- [Exercise description]:
Reproduce the entries exactly and omit the pictures.

Dataset rows describing interfaces
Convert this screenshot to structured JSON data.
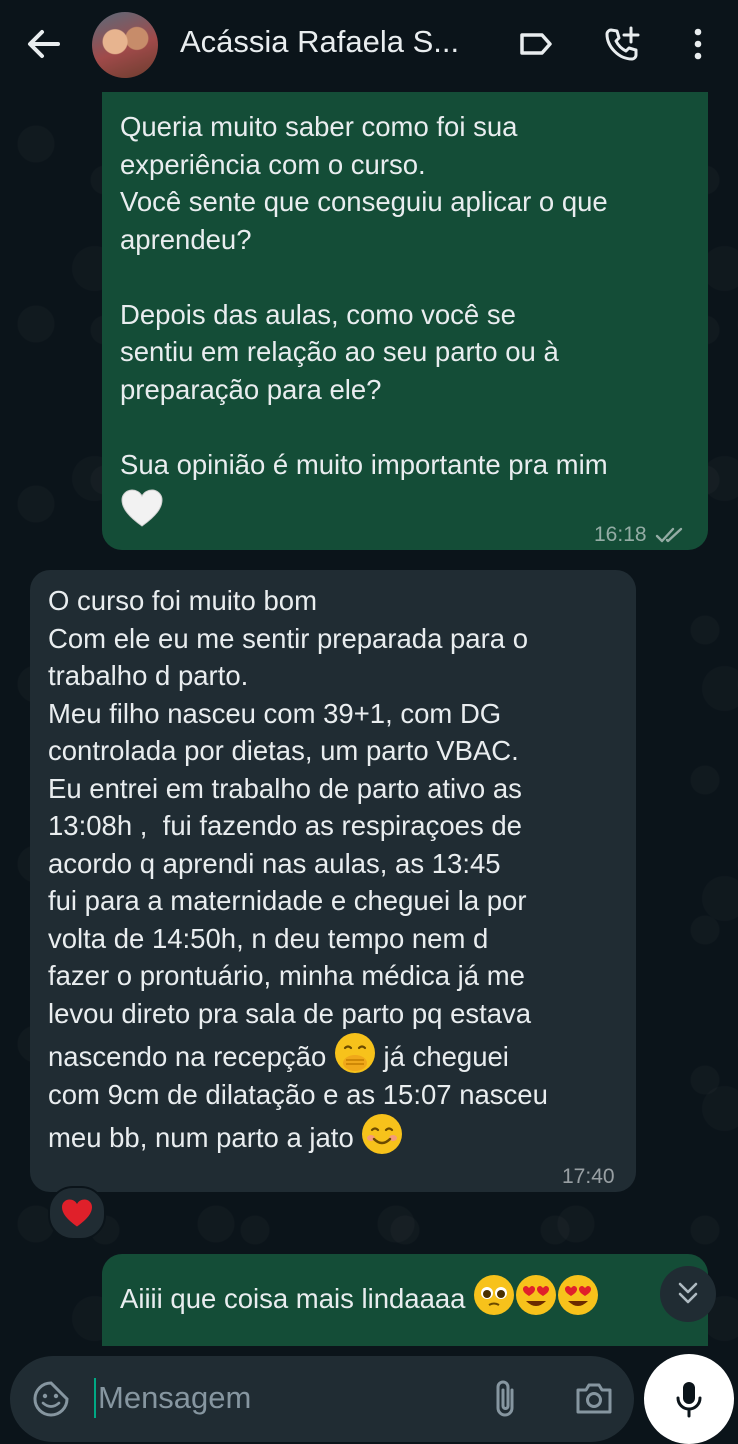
{
  "header": {
    "contact_name": "Acássia Rafaela S...",
    "icons": [
      "back-arrow-icon",
      "avatar",
      "label-icon",
      "add-call-icon",
      "more-vert-icon"
    ]
  },
  "messages": [
    {
      "direction": "outgoing",
      "text": "Queria muito saber como foi sua\nexperiência com o curso.\nVocê sente que conseguiu aplicar o que\naprendeu?\n\nDepois das aulas, como você se\nsentiu em relação ao seu parto ou à\npreparação para ele?\n\nSua opinião é muito importante pra mim",
      "emoji": "white-heart",
      "time": "16:18",
      "status": "read"
    },
    {
      "direction": "incoming",
      "text_part1": "O curso foi muito bom\nCom ele eu me sentir preparada para o\ntrabalho d parto.\nMeu filho nasceu com 39+1, com DG\ncontrolada por dietas, um parto VBAC.\nEu entrei em trabalho de parto ativo as\n13:08h ,  fui fazendo as respiraçoes de\nacordo q aprendi nas aulas, as 13:45\nfui para a maternidade e cheguei la por\nvolta de 14:50h, n deu tempo nem d\nfazer o prontuário, minha médica já me\nlevou direto pra sala de parto pq estava\nnascendo na recepção",
      "text_part2": " já cheguei\ncom 9cm de dilatação e as 15:07 nasceu\nmeu bb, num parto a jato",
      "time": "17:40",
      "reaction": "red-heart"
    },
    {
      "direction": "outgoing",
      "text": "Aiiii que coisa mais lindaaaa"
    }
  ],
  "composer": {
    "placeholder": "Mensagem"
  },
  "colors": {
    "background": "#0b141a",
    "outgoing_bubble": "#144d37",
    "incoming_bubble": "#202c33",
    "accent": "#00a884"
  }
}
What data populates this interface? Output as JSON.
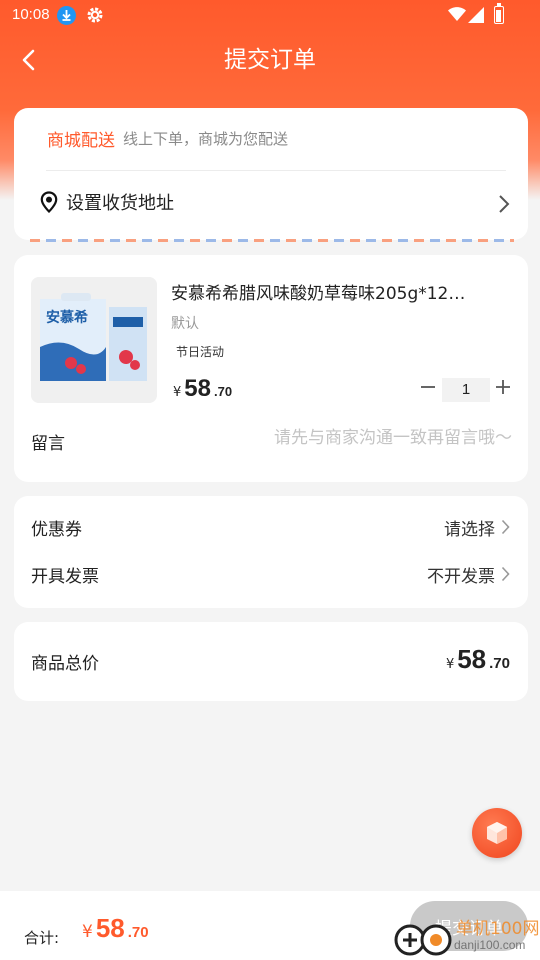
{
  "status_bar": {
    "time": "10:08"
  },
  "header": {
    "title": "提交订单"
  },
  "address": {
    "delivery_tag": "商城配送",
    "delivery_desc": "线上下单，商城为您配送",
    "set_address_label": "设置收货地址"
  },
  "product": {
    "name": "安慕希希腊风味酸奶草莓味205g*12…",
    "spec": "默认",
    "tag": "节日活动",
    "image_brand_text": "安慕希",
    "price_currency": "¥",
    "price_int": "58",
    "price_dec": ".70",
    "quantity": "1"
  },
  "message": {
    "label": "留言",
    "placeholder": "请先与商家沟通一致再留言哦～"
  },
  "options": {
    "coupon_label": "优惠券",
    "coupon_value": "请选择",
    "invoice_label": "开具发票",
    "invoice_value": "不开发票"
  },
  "total": {
    "label": "商品总价",
    "currency": "¥",
    "int": "58",
    "dec": ".70"
  },
  "bottom_bar": {
    "label": "合计:",
    "currency": "¥",
    "int": "58",
    "dec": ".70",
    "submit_label": "提交订单"
  },
  "watermark": {
    "text": "单机100网",
    "url": "danji100.com"
  },
  "colors": {
    "accent": "#ff5a2c",
    "submit_disabled": "#c9c9c9",
    "background": "#f4f4f4"
  }
}
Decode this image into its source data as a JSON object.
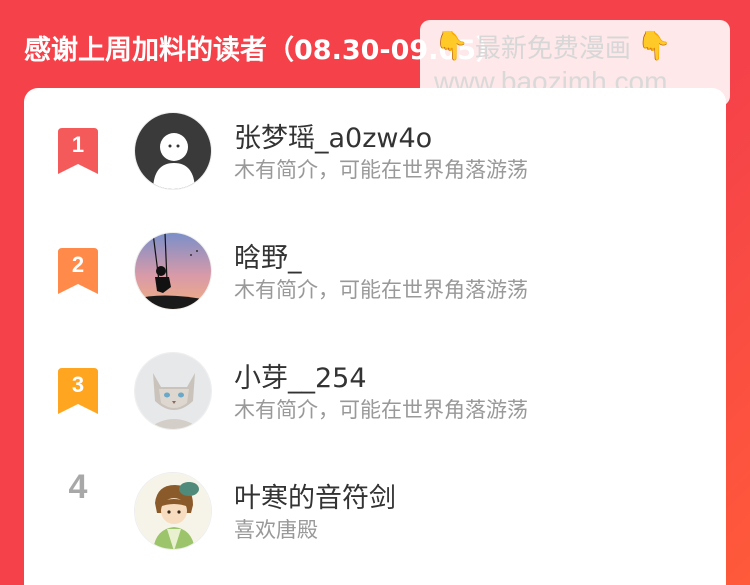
{
  "header": {
    "title": "感谢上周加料的读者（08.30-09.05）"
  },
  "watermark": {
    "line1": "最新免费漫画",
    "hand_icon": "👇",
    "line2": "www.baozimh.com"
  },
  "readers": [
    {
      "rank": "1",
      "name": "张梦瑶_a0zw4o",
      "bio": "木有简介，可能在世界角落游荡",
      "badge_color": "#f55a5a",
      "avatar": "ghost-avatar"
    },
    {
      "rank": "2",
      "name": "晗野_",
      "bio": "木有简介，可能在世界角落游荡",
      "badge_color": "#ff8a4a",
      "avatar": "swing-silhouette-avatar"
    },
    {
      "rank": "3",
      "name": "小芽__254",
      "bio": "木有简介，可能在世界角落游荡",
      "badge_color": "#ffa51f",
      "avatar": "cat-avatar"
    },
    {
      "rank": "4",
      "name": "叶寒的音符剑",
      "bio": "喜欢唐殿",
      "badge_color": "",
      "avatar": "anime-boy-avatar"
    }
  ]
}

- [Result of the task]:
Convert this screenshot to structured JSON data.
{
  "header": {
    "contact_name": "Acássia Rafaela S...",
    "icons": [
      "back-arrow-icon",
      "avatar",
      "label-icon",
      "add-call-icon",
      "more-vert-icon"
    ]
  },
  "messages": [
    {
      "direction": "outgoing",
      "text": "Queria muito saber como foi sua\nexperiência com o curso.\nVocê sente que conseguiu aplicar o que\naprendeu?\n\nDepois das aulas, como você se\nsentiu em relação ao seu parto ou à\npreparação para ele?\n\nSua opinião é muito importante pra mim",
      "emoji": "white-heart",
      "time": "16:18",
      "status": "read"
    },
    {
      "direction": "incoming",
      "text_part1": "O curso foi muito bom\nCom ele eu me sentir preparada para o\ntrabalho d parto.\nMeu filho nasceu com 39+1, com DG\ncontrolada por dietas, um parto VBAC.\nEu entrei em trabalho de parto ativo as\n13:08h ,  fui fazendo as respiraçoes de\nacordo q aprendi nas aulas, as 13:45\nfui para a maternidade e cheguei la por\nvolta de 14:50h, n deu tempo nem d\nfazer o prontuário, minha médica já me\nlevou direto pra sala de parto pq estava\nnascendo na recepção",
      "text_part2": " já cheguei\ncom 9cm de dilatação e as 15:07 nasceu\nmeu bb, num parto a jato",
      "time": "17:40",
      "reaction": "red-heart"
    },
    {
      "direction": "outgoing",
      "text": "Aiiii que coisa mais lindaaaa"
    }
  ],
  "composer": {
    "placeholder": "Mensagem"
  },
  "colors": {
    "background": "#0b141a",
    "outgoing_bubble": "#144d37",
    "incoming_bubble": "#202c33",
    "accent": "#00a884"
  }
}
What data populates this interface? Output as JSON.
{
  "status_bar": {
    "time": "10:08"
  },
  "header": {
    "title": "提交订单"
  },
  "address": {
    "delivery_tag": "商城配送",
    "delivery_desc": "线上下单，商城为您配送",
    "set_address_label": "设置收货地址"
  },
  "product": {
    "name": "安慕希希腊风味酸奶草莓味205g*12…",
    "spec": "默认",
    "tag": "节日活动",
    "image_brand_text": "安慕希",
    "price_currency": "¥",
    "price_int": "58",
    "price_dec": ".70",
    "quantity": "1"
  },
  "message": {
    "label": "留言",
    "placeholder": "请先与商家沟通一致再留言哦～"
  },
  "options": {
    "coupon_label": "优惠券",
    "coupon_value": "请选择",
    "invoice_label": "开具发票",
    "invoice_value": "不开发票"
  },
  "total": {
    "label": "商品总价",
    "currency": "¥",
    "int": "58",
    "dec": ".70"
  },
  "bottom_bar": {
    "label": "合计:",
    "currency": "¥",
    "int": "58",
    "dec": ".70",
    "submit_label": "提交订单"
  },
  "watermark": {
    "text": "单机100网",
    "url": "danji100.com"
  },
  "colors": {
    "accent": "#ff5a2c",
    "submit_disabled": "#c9c9c9",
    "background": "#f4f4f4"
  }
}
Decode this image into its source data as a JSON object.
{
  "header": {
    "title": "感谢上周加料的读者（08.30-09.05）"
  },
  "watermark": {
    "line1": "最新免费漫画",
    "hand_icon": "👇",
    "line2": "www.baozimh.com"
  },
  "readers": [
    {
      "rank": "1",
      "name": "张梦瑶_a0zw4o",
      "bio": "木有简介，可能在世界角落游荡",
      "badge_color": "#f55a5a",
      "avatar": "ghost-avatar"
    },
    {
      "rank": "2",
      "name": "晗野_",
      "bio": "木有简介，可能在世界角落游荡",
      "badge_color": "#ff8a4a",
      "avatar": "swing-silhouette-avatar"
    },
    {
      "rank": "3",
      "name": "小芽__254",
      "bio": "木有简介，可能在世界角落游荡",
      "badge_color": "#ffa51f",
      "avatar": "cat-avatar"
    },
    {
      "rank": "4",
      "name": "叶寒的音符剑",
      "bio": "喜欢唐殿",
      "badge_color": "",
      "avatar": "anime-boy-avatar"
    }
  ]
}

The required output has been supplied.